This Spotlight is authored by guest writer Caitlin Kelly as part of a special blog series by the Case Foundation featuring Be Fearless stories from the field. Follow along with us as we meet people and learn about organizations that are taking risks, being bold and failing forward in their efforts to create transformative change in the social sector. 


Can you make a living—and help others succeed—by failing? Ashley Good, founder of Toronto-based Fail Forward, likes to think so, though it took a lot of personal failure before she figured this out.

Good wasn’t always so easily categorized as a risk-taker. She got her start studying geophysics and environmental science at the University of British Columbia, after which she had the opportunity to work with the United Nations in Cairo—a sobering experience that taught her “how complex the problems are and how inadequate the solutions.” Later, Good worked as a consultant in the oil and gas industry, flying in and out of Fort McMurray, Alberta, and with Engineers without Borders Canada in Ghana. It was when she followed a sweetheart to Ghana that she first encountered risk head-on.

“I ended up heartbroken, unemployed, living in my parents’ basement in Toronto,” she recalls. “Everything I’d poured my heart and soul into hadn’t gone anywhere. I very much needed a way of dealing with failure.” Good was inspired to take on the leadership of writing a report to document the failures of Engineers without Borders Canada.
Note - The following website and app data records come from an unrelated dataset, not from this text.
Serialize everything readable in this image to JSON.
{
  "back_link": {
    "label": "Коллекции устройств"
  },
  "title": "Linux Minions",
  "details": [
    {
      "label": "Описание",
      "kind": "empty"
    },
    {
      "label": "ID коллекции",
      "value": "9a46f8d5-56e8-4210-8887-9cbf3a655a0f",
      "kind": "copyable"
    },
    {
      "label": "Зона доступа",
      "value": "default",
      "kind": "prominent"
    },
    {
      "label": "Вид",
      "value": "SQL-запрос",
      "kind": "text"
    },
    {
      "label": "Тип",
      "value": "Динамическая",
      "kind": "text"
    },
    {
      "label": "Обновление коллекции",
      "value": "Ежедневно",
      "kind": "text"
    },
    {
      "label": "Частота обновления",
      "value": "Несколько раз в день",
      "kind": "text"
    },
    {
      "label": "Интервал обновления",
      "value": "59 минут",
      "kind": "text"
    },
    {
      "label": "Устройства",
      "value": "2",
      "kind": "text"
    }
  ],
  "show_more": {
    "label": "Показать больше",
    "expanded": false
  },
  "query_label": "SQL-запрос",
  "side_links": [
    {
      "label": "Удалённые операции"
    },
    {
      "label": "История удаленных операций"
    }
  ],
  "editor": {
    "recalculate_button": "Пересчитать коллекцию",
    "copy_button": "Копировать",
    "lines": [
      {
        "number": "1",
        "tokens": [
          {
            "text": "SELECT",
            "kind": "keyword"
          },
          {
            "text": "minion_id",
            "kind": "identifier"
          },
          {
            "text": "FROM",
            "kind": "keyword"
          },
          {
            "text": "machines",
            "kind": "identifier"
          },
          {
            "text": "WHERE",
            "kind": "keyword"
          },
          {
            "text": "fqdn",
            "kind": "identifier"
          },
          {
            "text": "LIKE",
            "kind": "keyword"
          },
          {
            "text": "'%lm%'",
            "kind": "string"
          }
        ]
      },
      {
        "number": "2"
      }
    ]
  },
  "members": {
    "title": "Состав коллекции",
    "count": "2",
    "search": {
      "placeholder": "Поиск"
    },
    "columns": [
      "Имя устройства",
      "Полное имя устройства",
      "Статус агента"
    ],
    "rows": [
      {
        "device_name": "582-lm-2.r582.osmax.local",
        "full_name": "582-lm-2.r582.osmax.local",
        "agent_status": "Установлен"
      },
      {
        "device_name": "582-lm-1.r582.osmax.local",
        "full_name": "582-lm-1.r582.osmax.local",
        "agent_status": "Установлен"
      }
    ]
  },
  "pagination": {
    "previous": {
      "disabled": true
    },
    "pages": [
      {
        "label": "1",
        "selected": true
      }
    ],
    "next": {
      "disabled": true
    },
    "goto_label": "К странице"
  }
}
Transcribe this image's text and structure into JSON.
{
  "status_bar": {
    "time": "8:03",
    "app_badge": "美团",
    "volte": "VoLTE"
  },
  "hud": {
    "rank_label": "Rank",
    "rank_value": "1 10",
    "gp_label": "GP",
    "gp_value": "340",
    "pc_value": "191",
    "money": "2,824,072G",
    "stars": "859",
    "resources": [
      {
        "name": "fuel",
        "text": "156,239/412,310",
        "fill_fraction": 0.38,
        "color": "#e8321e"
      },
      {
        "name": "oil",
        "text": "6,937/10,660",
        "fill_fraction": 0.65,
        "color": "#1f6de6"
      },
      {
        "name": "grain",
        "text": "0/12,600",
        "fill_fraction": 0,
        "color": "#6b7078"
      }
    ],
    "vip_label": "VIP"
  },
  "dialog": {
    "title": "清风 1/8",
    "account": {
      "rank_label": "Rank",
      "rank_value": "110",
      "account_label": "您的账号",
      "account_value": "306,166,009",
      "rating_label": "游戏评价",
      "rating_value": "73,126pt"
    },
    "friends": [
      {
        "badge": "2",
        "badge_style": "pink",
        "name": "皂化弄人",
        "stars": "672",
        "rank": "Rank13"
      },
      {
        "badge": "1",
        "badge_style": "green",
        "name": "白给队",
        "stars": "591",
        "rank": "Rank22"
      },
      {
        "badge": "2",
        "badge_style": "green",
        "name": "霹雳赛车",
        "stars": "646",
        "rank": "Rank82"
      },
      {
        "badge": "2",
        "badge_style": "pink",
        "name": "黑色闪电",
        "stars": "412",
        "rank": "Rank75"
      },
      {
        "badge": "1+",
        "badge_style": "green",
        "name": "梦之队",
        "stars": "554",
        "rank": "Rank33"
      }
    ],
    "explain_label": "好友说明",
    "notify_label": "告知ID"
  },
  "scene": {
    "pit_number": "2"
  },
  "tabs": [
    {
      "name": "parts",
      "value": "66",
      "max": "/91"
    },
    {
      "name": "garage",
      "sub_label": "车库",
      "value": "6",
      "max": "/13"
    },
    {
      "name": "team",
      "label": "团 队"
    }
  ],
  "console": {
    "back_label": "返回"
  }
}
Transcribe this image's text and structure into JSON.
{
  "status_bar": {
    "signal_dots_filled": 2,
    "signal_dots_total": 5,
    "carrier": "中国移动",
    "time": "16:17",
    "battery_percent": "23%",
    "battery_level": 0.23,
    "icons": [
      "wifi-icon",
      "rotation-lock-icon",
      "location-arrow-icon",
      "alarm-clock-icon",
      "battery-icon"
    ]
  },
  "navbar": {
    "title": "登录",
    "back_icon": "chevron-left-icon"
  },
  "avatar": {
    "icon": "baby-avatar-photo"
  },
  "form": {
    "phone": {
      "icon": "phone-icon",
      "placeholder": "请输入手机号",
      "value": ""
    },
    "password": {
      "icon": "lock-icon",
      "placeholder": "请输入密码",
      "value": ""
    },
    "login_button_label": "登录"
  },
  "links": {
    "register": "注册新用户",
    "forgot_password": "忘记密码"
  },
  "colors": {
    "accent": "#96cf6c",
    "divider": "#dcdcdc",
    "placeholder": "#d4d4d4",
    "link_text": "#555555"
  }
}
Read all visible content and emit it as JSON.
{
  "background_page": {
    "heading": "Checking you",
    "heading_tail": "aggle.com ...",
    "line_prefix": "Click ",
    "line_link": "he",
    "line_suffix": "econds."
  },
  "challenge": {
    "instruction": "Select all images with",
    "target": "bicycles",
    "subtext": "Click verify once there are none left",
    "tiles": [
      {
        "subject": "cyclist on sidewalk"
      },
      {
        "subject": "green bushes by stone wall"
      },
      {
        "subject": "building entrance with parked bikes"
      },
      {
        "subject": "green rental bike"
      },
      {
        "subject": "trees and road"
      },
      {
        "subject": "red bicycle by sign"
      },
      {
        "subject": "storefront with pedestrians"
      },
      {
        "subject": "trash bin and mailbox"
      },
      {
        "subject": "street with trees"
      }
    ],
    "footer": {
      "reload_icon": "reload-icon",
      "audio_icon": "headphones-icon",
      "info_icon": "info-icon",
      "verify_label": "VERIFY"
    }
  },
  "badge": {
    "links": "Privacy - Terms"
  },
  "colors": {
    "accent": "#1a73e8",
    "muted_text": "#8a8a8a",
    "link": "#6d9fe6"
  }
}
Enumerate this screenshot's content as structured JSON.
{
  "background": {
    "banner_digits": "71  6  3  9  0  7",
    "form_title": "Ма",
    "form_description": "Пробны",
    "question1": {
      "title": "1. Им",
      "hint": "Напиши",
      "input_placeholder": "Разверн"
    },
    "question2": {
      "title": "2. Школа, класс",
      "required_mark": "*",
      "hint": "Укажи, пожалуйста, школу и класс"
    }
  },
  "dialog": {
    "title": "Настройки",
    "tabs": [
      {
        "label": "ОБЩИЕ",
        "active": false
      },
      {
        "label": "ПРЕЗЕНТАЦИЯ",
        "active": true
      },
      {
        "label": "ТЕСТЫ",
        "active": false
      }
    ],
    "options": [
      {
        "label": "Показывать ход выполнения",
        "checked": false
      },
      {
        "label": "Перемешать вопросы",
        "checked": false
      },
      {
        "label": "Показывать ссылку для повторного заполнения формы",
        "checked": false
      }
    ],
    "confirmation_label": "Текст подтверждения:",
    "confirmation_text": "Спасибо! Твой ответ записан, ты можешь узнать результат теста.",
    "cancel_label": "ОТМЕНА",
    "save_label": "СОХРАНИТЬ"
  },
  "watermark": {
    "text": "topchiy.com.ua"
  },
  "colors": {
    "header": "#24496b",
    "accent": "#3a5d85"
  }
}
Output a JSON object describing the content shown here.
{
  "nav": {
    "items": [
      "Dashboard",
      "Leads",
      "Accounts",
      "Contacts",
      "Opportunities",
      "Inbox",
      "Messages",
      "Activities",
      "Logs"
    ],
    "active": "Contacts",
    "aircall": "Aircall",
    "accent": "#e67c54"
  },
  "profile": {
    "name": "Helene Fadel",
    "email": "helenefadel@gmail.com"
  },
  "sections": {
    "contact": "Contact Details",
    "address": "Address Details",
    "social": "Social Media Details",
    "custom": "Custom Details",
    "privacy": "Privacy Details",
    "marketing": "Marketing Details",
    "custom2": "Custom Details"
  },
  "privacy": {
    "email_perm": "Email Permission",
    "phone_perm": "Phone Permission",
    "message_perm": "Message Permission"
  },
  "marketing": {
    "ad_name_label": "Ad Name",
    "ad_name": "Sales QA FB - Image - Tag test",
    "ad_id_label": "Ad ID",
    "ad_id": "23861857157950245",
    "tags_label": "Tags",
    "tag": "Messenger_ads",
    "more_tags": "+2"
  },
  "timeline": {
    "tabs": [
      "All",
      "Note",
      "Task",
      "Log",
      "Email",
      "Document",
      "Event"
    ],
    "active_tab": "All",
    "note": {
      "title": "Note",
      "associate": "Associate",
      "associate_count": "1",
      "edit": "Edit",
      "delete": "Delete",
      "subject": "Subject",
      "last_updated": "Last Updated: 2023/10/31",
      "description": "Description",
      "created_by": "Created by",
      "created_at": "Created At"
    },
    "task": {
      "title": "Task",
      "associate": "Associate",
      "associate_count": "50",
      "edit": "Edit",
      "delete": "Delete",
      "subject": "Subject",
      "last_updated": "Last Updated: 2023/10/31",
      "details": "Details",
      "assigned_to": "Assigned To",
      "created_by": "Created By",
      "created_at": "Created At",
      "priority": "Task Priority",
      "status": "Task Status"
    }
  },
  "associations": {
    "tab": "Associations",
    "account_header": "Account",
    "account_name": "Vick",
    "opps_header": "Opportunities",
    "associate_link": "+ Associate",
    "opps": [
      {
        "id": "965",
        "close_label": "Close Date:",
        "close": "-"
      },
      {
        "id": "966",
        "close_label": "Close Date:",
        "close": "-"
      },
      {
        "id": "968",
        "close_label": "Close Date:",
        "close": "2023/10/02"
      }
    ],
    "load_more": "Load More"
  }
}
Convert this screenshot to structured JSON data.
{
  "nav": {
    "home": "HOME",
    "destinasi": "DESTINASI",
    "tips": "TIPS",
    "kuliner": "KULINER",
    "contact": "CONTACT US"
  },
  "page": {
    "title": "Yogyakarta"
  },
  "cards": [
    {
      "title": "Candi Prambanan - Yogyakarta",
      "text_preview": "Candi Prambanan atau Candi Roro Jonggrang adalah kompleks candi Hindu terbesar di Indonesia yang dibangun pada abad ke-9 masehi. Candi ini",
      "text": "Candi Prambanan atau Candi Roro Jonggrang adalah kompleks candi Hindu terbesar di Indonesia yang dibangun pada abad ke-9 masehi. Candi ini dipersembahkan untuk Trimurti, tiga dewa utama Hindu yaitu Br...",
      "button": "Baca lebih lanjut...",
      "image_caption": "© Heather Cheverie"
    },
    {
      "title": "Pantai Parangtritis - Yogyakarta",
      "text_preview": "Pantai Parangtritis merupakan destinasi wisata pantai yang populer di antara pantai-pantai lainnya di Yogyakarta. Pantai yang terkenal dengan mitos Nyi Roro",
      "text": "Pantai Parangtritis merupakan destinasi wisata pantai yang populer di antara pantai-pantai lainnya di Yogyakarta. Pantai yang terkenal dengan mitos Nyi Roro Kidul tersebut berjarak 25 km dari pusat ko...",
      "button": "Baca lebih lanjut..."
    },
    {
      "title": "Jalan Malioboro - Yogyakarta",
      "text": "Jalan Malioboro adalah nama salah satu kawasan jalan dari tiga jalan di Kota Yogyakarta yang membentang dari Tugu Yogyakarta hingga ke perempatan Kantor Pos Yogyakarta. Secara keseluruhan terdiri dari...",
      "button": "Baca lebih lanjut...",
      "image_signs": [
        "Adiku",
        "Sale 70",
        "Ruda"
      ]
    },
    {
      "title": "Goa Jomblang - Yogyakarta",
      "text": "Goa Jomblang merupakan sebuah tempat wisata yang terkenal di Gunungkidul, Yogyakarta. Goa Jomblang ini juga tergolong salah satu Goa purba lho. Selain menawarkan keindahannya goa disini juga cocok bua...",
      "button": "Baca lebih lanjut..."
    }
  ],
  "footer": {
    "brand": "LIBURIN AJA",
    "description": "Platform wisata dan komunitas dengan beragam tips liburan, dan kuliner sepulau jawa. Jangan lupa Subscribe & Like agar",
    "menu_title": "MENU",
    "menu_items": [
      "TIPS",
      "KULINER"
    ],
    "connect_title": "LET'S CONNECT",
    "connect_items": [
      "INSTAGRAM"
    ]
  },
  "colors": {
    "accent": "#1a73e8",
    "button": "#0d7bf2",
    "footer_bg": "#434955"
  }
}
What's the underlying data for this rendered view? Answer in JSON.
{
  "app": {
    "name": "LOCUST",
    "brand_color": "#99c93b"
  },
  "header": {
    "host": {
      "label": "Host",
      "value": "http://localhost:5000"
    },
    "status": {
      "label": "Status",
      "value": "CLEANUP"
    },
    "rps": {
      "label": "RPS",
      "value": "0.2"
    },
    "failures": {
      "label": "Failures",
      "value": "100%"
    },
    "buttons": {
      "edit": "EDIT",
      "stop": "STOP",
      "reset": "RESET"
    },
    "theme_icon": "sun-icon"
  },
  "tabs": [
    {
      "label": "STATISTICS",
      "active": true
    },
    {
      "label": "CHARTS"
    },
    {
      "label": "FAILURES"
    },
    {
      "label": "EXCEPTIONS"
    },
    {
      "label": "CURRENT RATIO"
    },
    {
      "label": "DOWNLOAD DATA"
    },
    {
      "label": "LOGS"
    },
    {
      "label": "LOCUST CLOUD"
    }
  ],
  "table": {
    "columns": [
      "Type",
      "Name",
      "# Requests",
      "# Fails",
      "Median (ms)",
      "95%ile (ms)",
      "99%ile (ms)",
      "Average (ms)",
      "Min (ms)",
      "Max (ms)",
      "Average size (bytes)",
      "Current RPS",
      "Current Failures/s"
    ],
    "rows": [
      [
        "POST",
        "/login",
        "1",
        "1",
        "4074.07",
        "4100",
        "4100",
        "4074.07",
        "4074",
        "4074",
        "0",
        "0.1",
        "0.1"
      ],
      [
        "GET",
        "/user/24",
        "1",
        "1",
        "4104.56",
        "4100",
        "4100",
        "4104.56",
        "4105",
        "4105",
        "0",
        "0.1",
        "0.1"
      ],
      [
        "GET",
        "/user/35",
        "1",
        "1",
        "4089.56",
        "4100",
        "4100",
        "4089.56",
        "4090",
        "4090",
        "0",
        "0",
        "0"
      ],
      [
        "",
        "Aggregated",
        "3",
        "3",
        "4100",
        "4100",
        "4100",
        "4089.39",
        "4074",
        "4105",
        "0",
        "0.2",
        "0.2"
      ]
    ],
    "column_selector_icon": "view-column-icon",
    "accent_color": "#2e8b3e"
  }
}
Her analysis garnered her a lot of attention. As she puts it, “Failure needed me, as well.” Speaking truth to power demanded a special sort of fearlessness, she says, and that report “played a provocateur role. It was taboo to discuss failure openly, especially to the international development sector and especially charities. It was a learning tool.”

Naiveté helped. “I don’t think I appreciated how dangerous it was when I walked into it,” she laughs. “The failure I was describing was not a question of the quality of effort being applied. The entire system is one of power and ego at its heart.” She admits her own role in this: “In Ghana, I saw a problem and wanted to contribute to a solution. I wanted to succeed!”

Today, as she helps others cope with and mitigate their own painful failures, “it actually starts with decoupling ego from activity. The higher up you get in the hierarchy there’s so much at stake, millions of dollars, all those people who believed in you, who believed that you had the answer…”

“My work asks people to talk about their failures which is painful,” she says. “You have to be true to how that feels for you. Failure looks very different depending how much power you have. Your role is key.” Failing is painful because “we tend to build our identities around certain labels: smart, hardworking, personable, successful, etc. Failure often puts those labels into question, so being fearless in the face of failure is difficult if we don’t have an understanding of what we can hold onto that goes deeper than those labels and allows us to remain a healthy, whole human being. We don’t talk about it enough. Our economic contribution is valued above our spiritual or wise selves.”

The fearless piece of Good’s work is often conceptual—breaking long-held and cherished notions of what works. “We have to stop talking about solutions! If the problem we’re trying to solve had a ‘solution’ it would have been done. Instead we often have no idea! We have some little sparks of ideas but we’ll go into these massive complex problems,” sometimes investing a decade of one’s life and work to solving them.

Key to success, says Good, is redefining what it means to fail. “The word failure is an interesting one,” she says. “I don’t think anyone can be truly fearless. At our best and most courageous, we feel our fear and do it anyway. I do love the spirit of fearlessness… Everything we do has elements of failure and success when we’re involved in something complex.”

Good began her work focusing on the non-profit sector, but, as she quickly learned, everyone fails and everyone needs help figuring out what went wrong. Today she works with foundations, grant-makers and governments. “I really moved up to that level quite quickly,” she says. “I started to see that failure wasn’t a non-profit problem, but was really a ‘how we communicate’ problem.”

Key to examining failure without the usual shame-and-blame requires a fresh point of view—using what Good calls blameless post-mortems. With calm, open-minded discussion, failure offers a useful learning tool.

Living with fearlessness is really what Good does, while performing the fundamental work of “transforming our relationship with failure so we can solve complex problems. That’s a pretty audacious goal! There’s always a tension between optimism and clarity of which path to take.”


Feeling inspired? If you’re ready to begin your own Be Fearless journey start by downloading our free Be Fearless Action Guide and Case Studies.